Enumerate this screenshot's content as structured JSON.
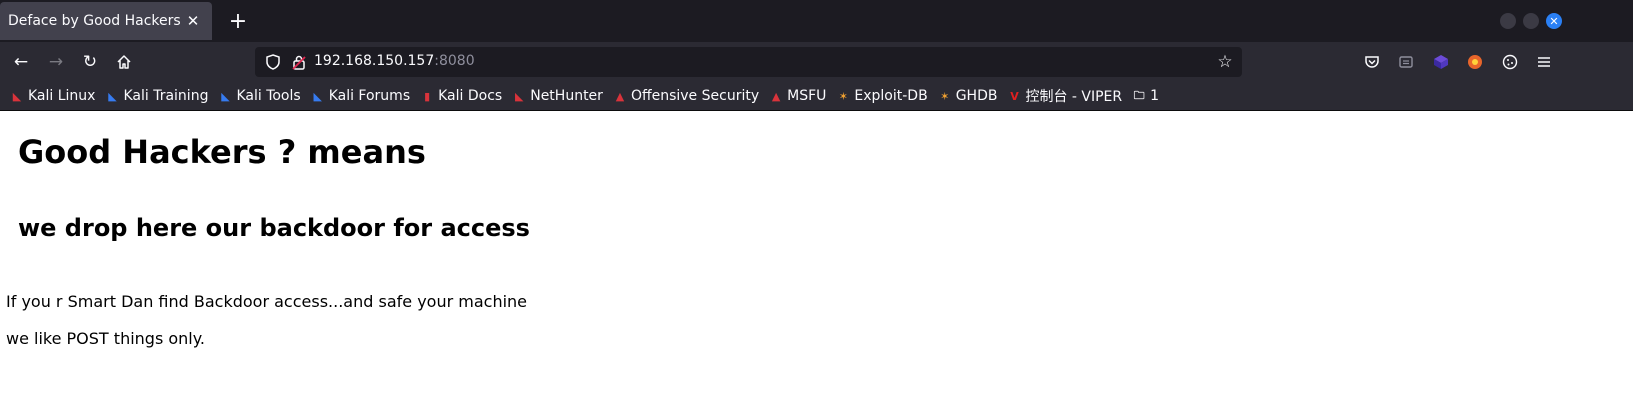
{
  "tab": {
    "title": "Deface by Good Hackers",
    "close": "✕",
    "new": "+"
  },
  "window": {
    "close": "✕"
  },
  "address": {
    "host": "192.168.150.157",
    "port": ":8080"
  },
  "bookmarks": [
    {
      "label": "Kali Linux",
      "icon": "kali-linux-icon",
      "color": "#d9333b",
      "glyph": "◣"
    },
    {
      "label": "Kali Training",
      "icon": "kali-training-icon",
      "color": "#367bf0",
      "glyph": "◣"
    },
    {
      "label": "Kali Tools",
      "icon": "kali-tools-icon",
      "color": "#367bf0",
      "glyph": "◣"
    },
    {
      "label": "Kali Forums",
      "icon": "kali-forums-icon",
      "color": "#367bf0",
      "glyph": "◣"
    },
    {
      "label": "Kali Docs",
      "icon": "kali-docs-icon",
      "color": "#d9333b",
      "glyph": "▮"
    },
    {
      "label": "NetHunter",
      "icon": "nethunter-icon",
      "color": "#d9333b",
      "glyph": "◣"
    },
    {
      "label": "Offensive Security",
      "icon": "offensive-security-icon",
      "color": "#d9333b",
      "glyph": "▲"
    },
    {
      "label": "MSFU",
      "icon": "msfu-icon",
      "color": "#d9333b",
      "glyph": "▲"
    },
    {
      "label": "Exploit-DB",
      "icon": "exploit-db-icon",
      "color": "#f0a030",
      "glyph": "✶"
    },
    {
      "label": "GHDB",
      "icon": "ghdb-icon",
      "color": "#f0a030",
      "glyph": "✶"
    },
    {
      "label": "控制台 - VIPER",
      "icon": "viper-icon",
      "color": "#e02020",
      "glyph": "V"
    },
    {
      "label": "1",
      "icon": "folder-icon",
      "color": "#fbfbfe",
      "glyph": "🗀"
    }
  ],
  "content": {
    "heading": "Good Hackers ? means",
    "subheading": "we drop here our backdoor for access",
    "line1": "If you r Smart Dan find Backdoor access...and safe your machine",
    "line2": "we like POST things only."
  }
}
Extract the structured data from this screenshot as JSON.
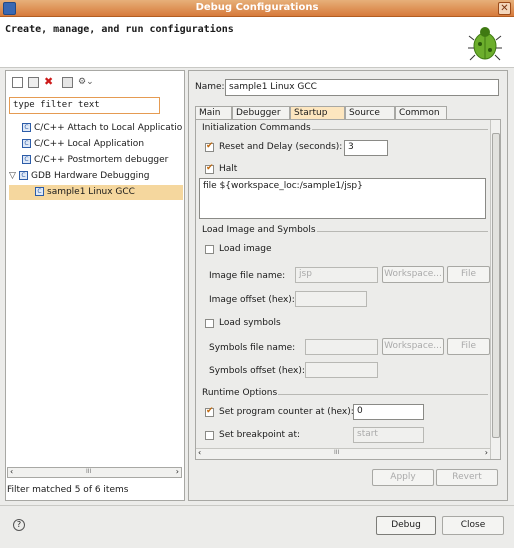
{
  "window": {
    "title": "Debug Configurations"
  },
  "header": {
    "description": "Create, manage, and run configurations"
  },
  "left": {
    "filter_placeholder": "type filter text",
    "tree": [
      {
        "label": "C/C++ Attach to Local Applicatio",
        "type": "config-type"
      },
      {
        "label": "C/C++ Local Application",
        "type": "config-type"
      },
      {
        "label": "C/C++ Postmortem debugger",
        "type": "config-type"
      },
      {
        "label": "GDB Hardware Debugging",
        "type": "config-type",
        "expanded": true
      },
      {
        "label": "sample1 Linux GCC",
        "type": "config",
        "selected": true
      }
    ],
    "scroll_mid": "III",
    "status": "Filter matched 5 of 6 items"
  },
  "right": {
    "name_label": "Name:",
    "name_value": "sample1 Linux GCC",
    "tabs": [
      "Main",
      "Debugger",
      "Startup",
      "Source",
      "Common"
    ],
    "active_tab": "Startup",
    "init": {
      "group": "Initialization Commands",
      "reset_label": "Reset and Delay (seconds):",
      "reset_checked": true,
      "reset_value": "3",
      "halt_label": "Halt",
      "halt_checked": true,
      "commands": "file ${workspace_loc:/sample1/jsp}"
    },
    "load": {
      "group": "Load Image and Symbols",
      "load_image_label": "Load image",
      "load_image_checked": false,
      "image_file_label": "Image file name:",
      "image_file_value": "jsp",
      "workspace_btn": "Workspace...",
      "filesystem_btn": "File Syste",
      "image_offset_label": "Image offset (hex):",
      "load_symbols_label": "Load symbols",
      "load_symbols_checked": false,
      "symbols_file_label": "Symbols file name:",
      "symbols_offset_label": "Symbols offset (hex):"
    },
    "runtime": {
      "group": "Runtime Options",
      "pc_label": "Set program counter at (hex):",
      "pc_checked": true,
      "pc_value": "0",
      "bp_label": "Set breakpoint at:",
      "bp_checked": false,
      "bp_value": "start"
    },
    "scroll_mid": "III",
    "apply_btn": "Apply",
    "revert_btn": "Revert"
  },
  "footer": {
    "debug_btn": "Debug",
    "close_btn": "Close"
  }
}
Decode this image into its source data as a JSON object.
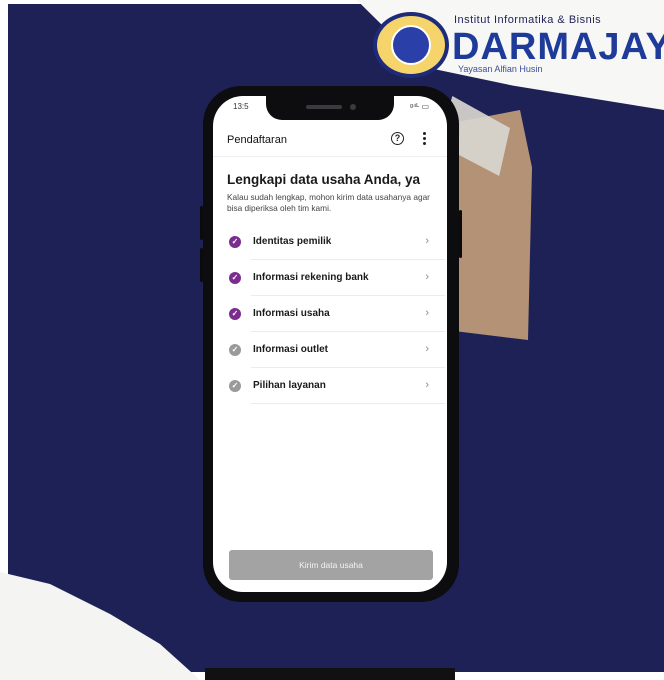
{
  "branding": {
    "tagline": "Institut Informatika & Bisnis",
    "name": "DARMAJAYA",
    "foundation": "Yayasan Alfian Husin"
  },
  "status_bar": {
    "time": "13:5",
    "icons": "ᵍ⁴ᴸ ▭"
  },
  "app_bar": {
    "title": "Pendaftaran",
    "help_glyph": "?"
  },
  "content": {
    "heading": "Lengkapi data usaha Anda, ya",
    "description": "Kalau sudah lengkap, mohon kirim data usahanya agar bisa diperiksa oleh tim kami."
  },
  "checklist": [
    {
      "label": "Identitas pemilik",
      "completed": true
    },
    {
      "label": "Informasi rekening bank",
      "completed": true
    },
    {
      "label": "Informasi usaha",
      "completed": true
    },
    {
      "label": "Informasi outlet",
      "completed": false
    },
    {
      "label": "Pilihan layanan",
      "completed": false
    }
  ],
  "glyphs": {
    "check": "✓",
    "chevron": "›"
  },
  "submit_button": {
    "label": "Kirim data usaha",
    "enabled": false
  },
  "colors": {
    "navy_background": "#1e2156",
    "completed": "#7b2d8e",
    "pending": "#9a9a9a",
    "button_disabled": "#a3a3a3",
    "brand_blue": "#1f3b9a"
  },
  "icons": [
    "logo-emblem",
    "help-icon",
    "more-vert-icon",
    "check-circle-icon",
    "chevron-right-icon"
  ]
}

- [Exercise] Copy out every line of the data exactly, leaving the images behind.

- [Result of the exercise]
Enumerate this screenshot's content as structured JSON.
{
  "tab": {
    "title": "Deface by Good Hackers",
    "close": "✕",
    "new": "+"
  },
  "window": {
    "close": "✕"
  },
  "address": {
    "host": "192.168.150.157",
    "port": ":8080"
  },
  "bookmarks": [
    {
      "label": "Kali Linux",
      "icon": "kali-linux-icon",
      "color": "#d9333b",
      "glyph": "◣"
    },
    {
      "label": "Kali Training",
      "icon": "kali-training-icon",
      "color": "#367bf0",
      "glyph": "◣"
    },
    {
      "label": "Kali Tools",
      "icon": "kali-tools-icon",
      "color": "#367bf0",
      "glyph": "◣"
    },
    {
      "label": "Kali Forums",
      "icon": "kali-forums-icon",
      "color": "#367bf0",
      "glyph": "◣"
    },
    {
      "label": "Kali Docs",
      "icon": "kali-docs-icon",
      "color": "#d9333b",
      "glyph": "▮"
    },
    {
      "label": "NetHunter",
      "icon": "nethunter-icon",
      "color": "#d9333b",
      "glyph": "◣"
    },
    {
      "label": "Offensive Security",
      "icon": "offensive-security-icon",
      "color": "#d9333b",
      "glyph": "▲"
    },
    {
      "label": "MSFU",
      "icon": "msfu-icon",
      "color": "#d9333b",
      "glyph": "▲"
    },
    {
      "label": "Exploit-DB",
      "icon": "exploit-db-icon",
      "color": "#f0a030",
      "glyph": "✶"
    },
    {
      "label": "GHDB",
      "icon": "ghdb-icon",
      "color": "#f0a030",
      "glyph": "✶"
    },
    {
      "label": "控制台 - VIPER",
      "icon": "viper-icon",
      "color": "#e02020",
      "glyph": "V"
    },
    {
      "label": "1",
      "icon": "folder-icon",
      "color": "#fbfbfe",
      "glyph": "🗀"
    }
  ],
  "content": {
    "heading": "Good Hackers ? means",
    "subheading": "we drop here our backdoor for access",
    "line1": "If you r Smart Dan find Backdoor access...and safe your machine",
    "line2": "we like POST things only."
  }
}
Extract the structured data from this screenshot as JSON.
{
  "window": {
    "title": "Debug Configurations"
  },
  "header": {
    "description": "Create, manage, and run configurations"
  },
  "left": {
    "filter_placeholder": "type filter text",
    "tree": [
      {
        "label": "C/C++ Attach to Local Applicatio",
        "type": "config-type"
      },
      {
        "label": "C/C++ Local Application",
        "type": "config-type"
      },
      {
        "label": "C/C++ Postmortem debugger",
        "type": "config-type"
      },
      {
        "label": "GDB Hardware Debugging",
        "type": "config-type",
        "expanded": true
      },
      {
        "label": "sample1 Linux GCC",
        "type": "config",
        "selected": true
      }
    ],
    "scroll_mid": "III",
    "status": "Filter matched 5 of 6 items"
  },
  "right": {
    "name_label": "Name:",
    "name_value": "sample1 Linux GCC",
    "tabs": [
      "Main",
      "Debugger",
      "Startup",
      "Source",
      "Common"
    ],
    "active_tab": "Startup",
    "init": {
      "group": "Initialization Commands",
      "reset_label": "Reset and Delay (seconds):",
      "reset_checked": true,
      "reset_value": "3",
      "halt_label": "Halt",
      "halt_checked": true,
      "commands": "file ${workspace_loc:/sample1/jsp}"
    },
    "load": {
      "group": "Load Image and Symbols",
      "load_image_label": "Load image",
      "load_image_checked": false,
      "image_file_label": "Image file name:",
      "image_file_value": "jsp",
      "workspace_btn": "Workspace...",
      "filesystem_btn": "File Syste",
      "image_offset_label": "Image offset (hex):",
      "load_symbols_label": "Load symbols",
      "load_symbols_checked": false,
      "symbols_file_label": "Symbols file name:",
      "symbols_offset_label": "Symbols offset (hex):"
    },
    "runtime": {
      "group": "Runtime Options",
      "pc_label": "Set program counter at (hex):",
      "pc_checked": true,
      "pc_value": "0",
      "bp_label": "Set breakpoint at:",
      "bp_checked": false,
      "bp_value": "start"
    },
    "scroll_mid": "III",
    "apply_btn": "Apply",
    "revert_btn": "Revert"
  },
  "footer": {
    "debug_btn": "Debug",
    "close_btn": "Close"
  }
}
Decode this image into its source data as a JSON object.
{
  "branding": {
    "tagline": "Institut Informatika & Bisnis",
    "name": "DARMAJAYA",
    "foundation": "Yayasan Alfian Husin"
  },
  "status_bar": {
    "time": "13:5",
    "icons": "ᵍ⁴ᴸ ▭"
  },
  "app_bar": {
    "title": "Pendaftaran",
    "help_glyph": "?"
  },
  "content": {
    "heading": "Lengkapi data usaha Anda, ya",
    "description": "Kalau sudah lengkap, mohon kirim data usahanya agar bisa diperiksa oleh tim kami."
  },
  "checklist": [
    {
      "label": "Identitas pemilik",
      "completed": true
    },
    {
      "label": "Informasi rekening bank",
      "completed": true
    },
    {
      "label": "Informasi usaha",
      "completed": true
    },
    {
      "label": "Informasi outlet",
      "completed": false
    },
    {
      "label": "Pilihan layanan",
      "completed": false
    }
  ],
  "glyphs": {
    "check": "✓",
    "chevron": "›"
  },
  "submit_button": {
    "label": "Kirim data usaha",
    "enabled": false
  },
  "colors": {
    "navy_background": "#1e2156",
    "completed": "#7b2d8e",
    "pending": "#9a9a9a",
    "button_disabled": "#a3a3a3",
    "brand_blue": "#1f3b9a"
  },
  "icons": [
    "logo-emblem",
    "help-icon",
    "more-vert-icon",
    "check-circle-icon",
    "chevron-right-icon"
  ]
}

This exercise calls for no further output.